I was a panic. I couldn’t believe that I was actually leaving, everything was happening so fast and it was all so strange. The weather was so white and eery. I wasn’t accepting the chaos like I usually do. I wanted to find people to hug and say goodbye to, I wanted to keep close to Jason to have someone familiar around me. Then we got seperated. I passed Bruce who was helping people load up, he quickly told me that Jason and I were to sit up in the front Delta with him, our passing conversation reminded me of covert Resistance message passing. I found myself sitting in the back of a crowded Delta with Kiwis leaving Scott Base and a bunch of Mac Town people that I hardly talk to. It’s a long ride out to the plane, a long good-bye as everything passes by and I thought about this as I considered wether to make a big enough fuss and leave or to just sit still and accept that I had gone to the wrong spot. I think Kiwi Sarah was afraid I was going to have a Rain Man episode as I bounced around looking this way and that for Jason or Bruce or someone else I knew or an exit or whatever.
I escaped though. The Deltas are the monstrous vehicles that go anywhere. There’s a ladder to get in them and some sort of rule about dismounting in the presence of the driver or something. I finally realized that Bruce had meant for me to ride in the actual Delta cab. That’s what I did when Autumn and Josh opened the door and asked about available space. I offered up my seat and I was free! I waddled to the cab and there was Jason – well, his stuff at least, we found each other then and he helped load my things up. There’s no way to hurl up the mass of the duffel bag to the height the seats are at. Everything was OK and it was all awesome. We got a front row view of the fog and got to listen to all the radio conversation. The plane had landed. The plane was being unloaded. The plane was waiting for the passengers.

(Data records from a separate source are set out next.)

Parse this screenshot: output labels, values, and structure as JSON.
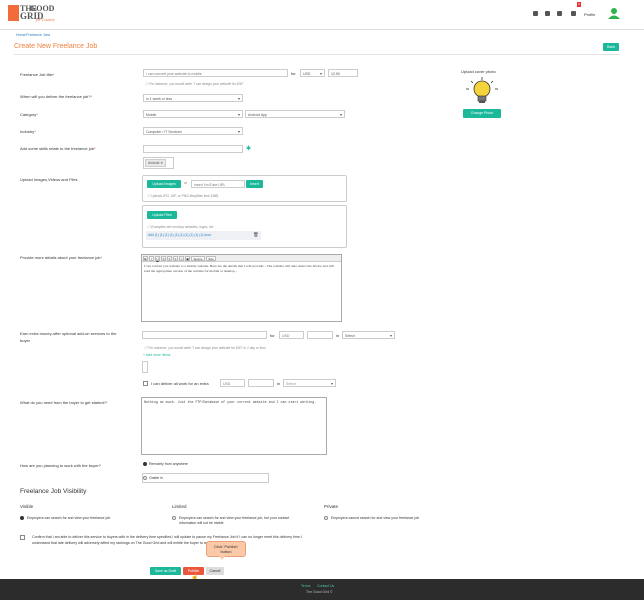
{
  "header": {
    "logo": {
      "line1": "THE",
      "line2": "GOOD",
      "line3": "GRID",
      "tagline": "for Country"
    },
    "breadcrumb": "Home/Freelance Jobs",
    "badge_count": "3",
    "profile_label": "Profile"
  },
  "page": {
    "title": "Create New Freelance Job",
    "back_label": "Back"
  },
  "form": {
    "title_label": "Freelance Job title",
    "title_placeholder": "I can convert your website to mobile",
    "for_label": "for",
    "currency": "USD",
    "price_value": "12.00",
    "title_hint": "For instance, you would write \"I can design your website for $30\"",
    "delivery_label": "When will you deliver the freelance job?",
    "delivery_value": "in 1 week or less",
    "category_label": "Category",
    "category_value": "Mobile",
    "subcategory_value": "Android App",
    "industry_label": "Industry",
    "industry_value": "Computer / IT Services",
    "skills_label": "Add some skills relate to the freelance job",
    "skill_chip": "Android",
    "upload_label": "Upload Images,Videos and Files",
    "upload_images_btn": "Upload Images",
    "or_label": "or",
    "youtube_placeholder": "Insert YouTube URL",
    "insert_btn": "Insert",
    "upload_hint": "Upload JPG, GIF, or PNG files(Max limit 1MB)",
    "upload_files_btn": "Upload Files",
    "files_hint": "Examples are mockup websites, logos, etc",
    "file_name": "Add (1) (1) (1) (1) (1) (1) (1) (1) (1) (1).docx",
    "cover_label": "Upload cover photo",
    "change_photo_btn": "Change Photo",
    "details_label": "Provide more details about your freelance job",
    "editor_source": "Source",
    "editor_size": "Size",
    "details_text": "I can convert you website to a mobile website. Here are the details that I will provide: - The website will auto-detect the device and will load the appropriate version of the website for mobile or desktop -",
    "addon_label_1": "Earn extra money-offer optional add-on services to the",
    "addon_label_2": "buyer",
    "addon_for": "for",
    "addon_currency": "USD",
    "addon_in": "in",
    "addon_select": "Select",
    "addon_hint": "For instance, you would write \"I can design your website for $30\" in 1 day or less",
    "add_more": "+ Add more items",
    "extra_label": "I can deliver all work for an extra",
    "extra_currency": "USD",
    "extra_in": "in",
    "extra_select": "Select",
    "buyer_needs_label": "What do you need from the buyer to get started?",
    "buyer_needs_text": "Nothing as much. Just the FTP/Database of your current website and I can start working.",
    "work_label": "How are you planning to work with the buyer?",
    "work_remote": "Remotely from anywhere",
    "work_onsite": "Onsite in"
  },
  "visibility": {
    "title": "Freelance Job Visibility",
    "visible_head": "Visible",
    "visible_desc": "Employers can search for and view your freelance job",
    "limited_head": "Limited",
    "limited_desc_1": "Employers can search for and view your freelance job, but your contact",
    "limited_desc_2": "information will not be visible",
    "private_head": "Private",
    "private_desc": "Employers cannot search for and view your freelance job"
  },
  "confirm": {
    "line1": "Confirm that I am able to deliver this service to buyers with in the delivery time specified.I will update to pause my Freelance Job if I can no longer meet this delivery time.I",
    "line2": "understand that late delivery will adversely affect my rankings on The Good Grid and will entitle the buyer to refund.see",
    "tcs": "T&Cs"
  },
  "actions": {
    "draft": "Save as Draft",
    "publish": "Publish",
    "cancel": "Cancel"
  },
  "tooltip": {
    "line1": "Click 'Publish'",
    "line2": "button"
  },
  "footer": {
    "terms": "Terms",
    "contact": "Contact Us",
    "copyright": "The Good Grid ©"
  },
  "colors": {
    "accent": "#f0813f",
    "green": "#1bb99a",
    "publish": "#e9573f"
  }
}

When we got out at the runway the firefighters were out and about and I got to give Andre a good good-bye, although he’s the one that picked me up. It was the last good-bye of McMurdo though and it was a sobering moment for me. This was it. The plane was really here, it was really going to take off. I was really saying good-bye to an entire town of friends that no longer exhisted. My contract in Antarctica was over, my time in Antarctica had ended. I got on the plane, fumbled this way and that for a seat and went to sleep.